Huge bend = 100% straight bottom arm
No bend = 100% bent bottom arm
Every vaulter falls in between those two extremes. Because bottom arm straightens out doesn't mean they are applying force per say with bottom arm. The pole is just bending to max during the initiation of swing to flat back. On the other hand some are pushing very hard. Unless said vaulter and coach says what they are doing YOUR GUESSING!!!!!!!!! I'd be almost safe to guess if little bottom arm just after takeoff they can't push even if they say they are. If lots of bottom arm than yes they are pushing. To me most of the vaulters I see with little bottom arm off ground that try to push/extend just end up overly rowing hands and sitting in a chair to block out and check swing the jump.
Bubka was brought up. http://www.youtube.com/watch?v=L0P3H4iO1DU&sns=em
. First jump blasted no bottom arm off ground than it straightens out. One person can go he pushed it out another can go it straightened out as the pole bent.
As far as brad goes I don't think he is the same jumper technique wise today as in 2008. I was there when he broke the AR. This is the best video I could find on the fly traveling with bad Internet and time. http://www.youtube.com/watch?v=o_XIhp4RywA&sns=em
It seems his bottom arm goes straight near left leg cast to parallel to ground. Pole is almost near full bend as well. Was he trying or did his arm just straighten. Go do a 250 pound single arm bench press. Nice part is your friend is helping you lift the weight. (Pole bending). To logically think you are actually straightening the arm out on your own is the great mystery for me. Very few of us are that strong in a mechanical sense only in the elastic world can we produce high force outputs. Elastic movements win IMO. To me his 2008 AR jump is elastic. I can't say what he was trying to do but I would not call this him pushing out with the bottom arm.
I would also like to point out a tuck can occur on accident not by design or want. If the fire pattern of movements is off and an athlete is executing a movement either too long or even .02 seconds late to trigger the next movement a fold or break in the continuous movement can occur. I have seen Renaud takeoff and swing with no break in his hips over 5.70 from 6L. From full something is not lining up the same so he gets a pause. I'd be safe to guess its not on purpose. Id guess It's something his old and new coaches are trying to adjust. I'm not sure as are none of you who are not in their camp.
I would like to make the point in regards to switching to the bottom hand will increase pressing on top hand. I disagree. When you switch from one lever point to another the lever point further away from the pivot point is turned off or used lesser. Now I'm not saying this isn't or couldn't be used effectively in someone's model. I'm saying my interpretation of basic motion is only when pressure is constant can it be progressive. If you start with pressure on top arm than switch to bottom arm the pressure felt on top arm is greatly reduced. There was an interest article a few years back I read that talked about a similar concept. The Theory of when moving to inversion to do switch to bottom hand pressure to shorten the lever point thus increasing lift potential with the shorten bent lever. However most athletes I see who switch pressure to bottom arm just tend to flag away from the pole on the turn. Not effective!

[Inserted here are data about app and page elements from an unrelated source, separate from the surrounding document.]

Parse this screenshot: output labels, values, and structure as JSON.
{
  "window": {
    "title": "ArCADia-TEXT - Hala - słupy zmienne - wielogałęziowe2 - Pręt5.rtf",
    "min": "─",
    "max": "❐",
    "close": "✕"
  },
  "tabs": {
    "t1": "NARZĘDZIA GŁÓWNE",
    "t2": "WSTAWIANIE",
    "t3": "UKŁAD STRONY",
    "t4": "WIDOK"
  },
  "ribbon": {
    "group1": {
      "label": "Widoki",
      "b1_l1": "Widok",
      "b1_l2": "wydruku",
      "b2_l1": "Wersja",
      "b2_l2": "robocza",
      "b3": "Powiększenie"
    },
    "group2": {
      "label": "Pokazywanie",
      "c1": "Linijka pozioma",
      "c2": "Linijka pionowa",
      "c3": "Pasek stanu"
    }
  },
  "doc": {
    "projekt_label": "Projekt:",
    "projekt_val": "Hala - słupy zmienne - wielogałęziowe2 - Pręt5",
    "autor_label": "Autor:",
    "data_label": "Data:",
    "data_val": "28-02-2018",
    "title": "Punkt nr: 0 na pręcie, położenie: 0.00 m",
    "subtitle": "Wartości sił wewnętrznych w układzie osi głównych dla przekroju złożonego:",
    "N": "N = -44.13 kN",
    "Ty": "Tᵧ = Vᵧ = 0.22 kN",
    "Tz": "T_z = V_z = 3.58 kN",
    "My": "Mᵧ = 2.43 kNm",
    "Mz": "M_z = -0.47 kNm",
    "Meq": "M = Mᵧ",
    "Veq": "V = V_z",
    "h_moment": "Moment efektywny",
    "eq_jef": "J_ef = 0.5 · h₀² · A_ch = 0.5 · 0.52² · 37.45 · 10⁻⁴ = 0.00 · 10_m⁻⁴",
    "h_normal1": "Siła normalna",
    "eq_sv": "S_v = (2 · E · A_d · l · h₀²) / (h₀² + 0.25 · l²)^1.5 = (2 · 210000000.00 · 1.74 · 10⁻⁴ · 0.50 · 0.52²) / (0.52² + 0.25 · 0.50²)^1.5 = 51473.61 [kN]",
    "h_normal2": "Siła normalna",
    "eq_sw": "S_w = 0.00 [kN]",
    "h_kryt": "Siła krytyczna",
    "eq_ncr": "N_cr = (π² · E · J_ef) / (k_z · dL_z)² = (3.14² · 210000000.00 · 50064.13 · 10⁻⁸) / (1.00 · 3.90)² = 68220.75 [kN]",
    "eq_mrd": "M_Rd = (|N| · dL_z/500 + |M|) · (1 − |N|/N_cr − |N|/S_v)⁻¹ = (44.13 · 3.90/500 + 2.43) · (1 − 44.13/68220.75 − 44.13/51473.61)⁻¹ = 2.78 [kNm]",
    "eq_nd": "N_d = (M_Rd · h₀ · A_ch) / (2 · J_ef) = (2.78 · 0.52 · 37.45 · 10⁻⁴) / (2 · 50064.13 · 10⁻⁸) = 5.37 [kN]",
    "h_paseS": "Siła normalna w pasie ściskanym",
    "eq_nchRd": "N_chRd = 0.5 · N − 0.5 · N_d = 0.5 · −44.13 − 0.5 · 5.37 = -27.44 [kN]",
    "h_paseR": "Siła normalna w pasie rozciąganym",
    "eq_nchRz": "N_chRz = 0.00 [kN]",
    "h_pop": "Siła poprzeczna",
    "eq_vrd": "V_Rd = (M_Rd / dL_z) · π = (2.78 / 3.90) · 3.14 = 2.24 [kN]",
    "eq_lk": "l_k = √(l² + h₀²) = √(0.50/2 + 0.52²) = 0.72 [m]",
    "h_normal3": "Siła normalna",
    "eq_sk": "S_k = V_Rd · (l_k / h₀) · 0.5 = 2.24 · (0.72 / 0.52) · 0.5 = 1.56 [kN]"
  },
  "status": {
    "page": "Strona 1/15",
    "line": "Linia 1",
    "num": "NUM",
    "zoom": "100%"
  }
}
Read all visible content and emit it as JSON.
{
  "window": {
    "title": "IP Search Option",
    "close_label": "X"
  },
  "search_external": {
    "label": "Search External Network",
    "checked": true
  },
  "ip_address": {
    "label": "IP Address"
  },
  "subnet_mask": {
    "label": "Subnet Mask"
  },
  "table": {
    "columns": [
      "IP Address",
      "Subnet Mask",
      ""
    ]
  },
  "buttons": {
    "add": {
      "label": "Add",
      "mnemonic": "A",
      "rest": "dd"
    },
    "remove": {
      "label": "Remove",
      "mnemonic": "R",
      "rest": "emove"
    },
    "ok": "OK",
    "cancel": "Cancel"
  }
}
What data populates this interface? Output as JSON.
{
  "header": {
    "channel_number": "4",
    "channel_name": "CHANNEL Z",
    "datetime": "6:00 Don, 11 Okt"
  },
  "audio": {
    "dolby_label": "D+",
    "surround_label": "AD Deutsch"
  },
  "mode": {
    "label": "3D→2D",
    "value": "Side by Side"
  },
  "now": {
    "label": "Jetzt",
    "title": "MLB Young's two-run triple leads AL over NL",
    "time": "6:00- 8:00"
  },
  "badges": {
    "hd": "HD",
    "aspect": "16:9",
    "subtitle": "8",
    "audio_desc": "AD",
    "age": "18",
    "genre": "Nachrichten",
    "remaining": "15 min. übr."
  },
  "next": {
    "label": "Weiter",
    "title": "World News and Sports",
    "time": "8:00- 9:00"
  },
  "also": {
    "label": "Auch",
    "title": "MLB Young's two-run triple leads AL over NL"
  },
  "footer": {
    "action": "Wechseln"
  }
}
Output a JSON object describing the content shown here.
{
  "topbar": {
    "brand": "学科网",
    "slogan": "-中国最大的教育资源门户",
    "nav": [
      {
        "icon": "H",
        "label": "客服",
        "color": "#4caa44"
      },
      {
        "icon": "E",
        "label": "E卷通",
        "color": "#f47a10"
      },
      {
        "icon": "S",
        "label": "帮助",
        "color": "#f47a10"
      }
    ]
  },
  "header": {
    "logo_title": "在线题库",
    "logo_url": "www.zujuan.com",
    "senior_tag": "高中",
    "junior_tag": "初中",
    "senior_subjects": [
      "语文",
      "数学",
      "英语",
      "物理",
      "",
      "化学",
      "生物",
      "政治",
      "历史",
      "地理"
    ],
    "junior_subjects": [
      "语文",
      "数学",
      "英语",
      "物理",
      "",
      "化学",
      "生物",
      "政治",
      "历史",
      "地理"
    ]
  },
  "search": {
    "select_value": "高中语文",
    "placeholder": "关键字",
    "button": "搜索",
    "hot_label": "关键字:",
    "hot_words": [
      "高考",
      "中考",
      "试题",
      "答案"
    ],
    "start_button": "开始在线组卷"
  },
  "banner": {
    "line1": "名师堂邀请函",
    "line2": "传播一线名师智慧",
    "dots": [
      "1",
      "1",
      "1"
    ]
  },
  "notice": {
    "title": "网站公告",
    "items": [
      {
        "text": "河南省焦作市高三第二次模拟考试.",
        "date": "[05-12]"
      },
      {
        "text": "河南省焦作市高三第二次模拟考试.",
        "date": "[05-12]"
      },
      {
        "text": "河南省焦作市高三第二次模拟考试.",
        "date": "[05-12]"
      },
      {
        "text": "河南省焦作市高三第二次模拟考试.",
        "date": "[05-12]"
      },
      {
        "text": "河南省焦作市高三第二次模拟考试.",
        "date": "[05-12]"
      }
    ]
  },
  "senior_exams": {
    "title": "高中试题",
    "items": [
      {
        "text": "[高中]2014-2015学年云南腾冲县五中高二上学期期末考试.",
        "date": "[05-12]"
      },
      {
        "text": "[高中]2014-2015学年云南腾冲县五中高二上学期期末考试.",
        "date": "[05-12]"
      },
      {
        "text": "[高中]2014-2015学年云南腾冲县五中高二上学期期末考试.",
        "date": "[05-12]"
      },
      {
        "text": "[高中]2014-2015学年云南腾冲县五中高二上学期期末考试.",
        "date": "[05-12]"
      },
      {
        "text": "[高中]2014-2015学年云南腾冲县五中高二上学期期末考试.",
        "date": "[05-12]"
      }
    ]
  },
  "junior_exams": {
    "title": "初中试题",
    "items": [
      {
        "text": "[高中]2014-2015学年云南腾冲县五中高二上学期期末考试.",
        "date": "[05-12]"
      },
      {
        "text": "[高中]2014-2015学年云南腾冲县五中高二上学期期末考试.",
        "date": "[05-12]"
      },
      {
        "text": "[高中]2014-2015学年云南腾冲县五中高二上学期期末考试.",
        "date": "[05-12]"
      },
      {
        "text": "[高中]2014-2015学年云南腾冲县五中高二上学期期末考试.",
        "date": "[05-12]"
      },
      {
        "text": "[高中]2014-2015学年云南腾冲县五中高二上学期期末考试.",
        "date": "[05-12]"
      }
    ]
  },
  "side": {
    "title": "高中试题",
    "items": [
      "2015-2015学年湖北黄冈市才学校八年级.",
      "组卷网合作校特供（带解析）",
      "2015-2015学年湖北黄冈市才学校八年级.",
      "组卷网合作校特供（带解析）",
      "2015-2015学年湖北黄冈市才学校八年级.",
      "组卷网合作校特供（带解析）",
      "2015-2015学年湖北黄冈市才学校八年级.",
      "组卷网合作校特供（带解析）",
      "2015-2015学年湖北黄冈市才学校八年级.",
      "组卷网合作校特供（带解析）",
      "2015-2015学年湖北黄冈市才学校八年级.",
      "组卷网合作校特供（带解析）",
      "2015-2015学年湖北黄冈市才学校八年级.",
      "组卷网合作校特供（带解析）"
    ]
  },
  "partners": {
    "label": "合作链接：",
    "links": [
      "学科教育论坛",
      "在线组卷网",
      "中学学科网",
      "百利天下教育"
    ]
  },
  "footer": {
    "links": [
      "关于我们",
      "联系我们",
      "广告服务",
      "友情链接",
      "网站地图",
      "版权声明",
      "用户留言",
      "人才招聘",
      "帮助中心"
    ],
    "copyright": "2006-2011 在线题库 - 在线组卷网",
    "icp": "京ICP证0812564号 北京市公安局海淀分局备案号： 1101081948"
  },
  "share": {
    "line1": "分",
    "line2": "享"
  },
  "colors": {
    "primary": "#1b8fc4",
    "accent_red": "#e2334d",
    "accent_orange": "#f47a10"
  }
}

Though the way I'm reading it may be wrong. My personal stance is any unwanted pressure with bottom arm will only cause inconsistencies in the rest of the system. Continuous movements can only occur with two fixed points (top arm and box) when you add a third or fourth chaos will occur and body parts will move in different directions to compensate. Constant pressure for me can only exist if the top arm shoulder stays closed (shoulders square) at impact and beyond. This is the basic fundamental movement i look for and coach.
If shoulders open so that top arm shoulder twists back than they must close to reconnect to pole. This action IMO is sometimes mistaken for bottom arm and top arm pressure (rowing). Then cue to hit the hands may be the cue to cause the shoulder to close but the shoulder closing is the real fix not the hands. Once the shoulders close back to square the athlete should stop the cue. Sadly most who try this keep cueing too long. If shoulder doesn't close you will probably see either a bailed jump, coming up short, eating top arm side standard. A good example of the open shoulder than close is Jeremy Scott. Notice open than massive arms to close than bam just working the pole to inversion. http://www.youtube.com/watch?v=HTLggEYLVko&sns=em
(video I found quick not saying his best example) (not what I personally teach)
My advice to athletes or new coaches who are designing a model to teach. Figure out what you want than find the athlete who demonstrates those movements for the vaulter to look at. To just trash vaulters cause they don't do exactly what you want doesn't help anyone but your ego. If someone is jumping higher than your athlete right or wrong they are doing something better than your athlete. Figure it out of face the fact your athlete is maxed out athletically or maxed out under your system. Progression should be seen rather its PR, average height, clearing heights on smaller poles or hip height potential. Sadly progression tends to bee seen only as height cleared.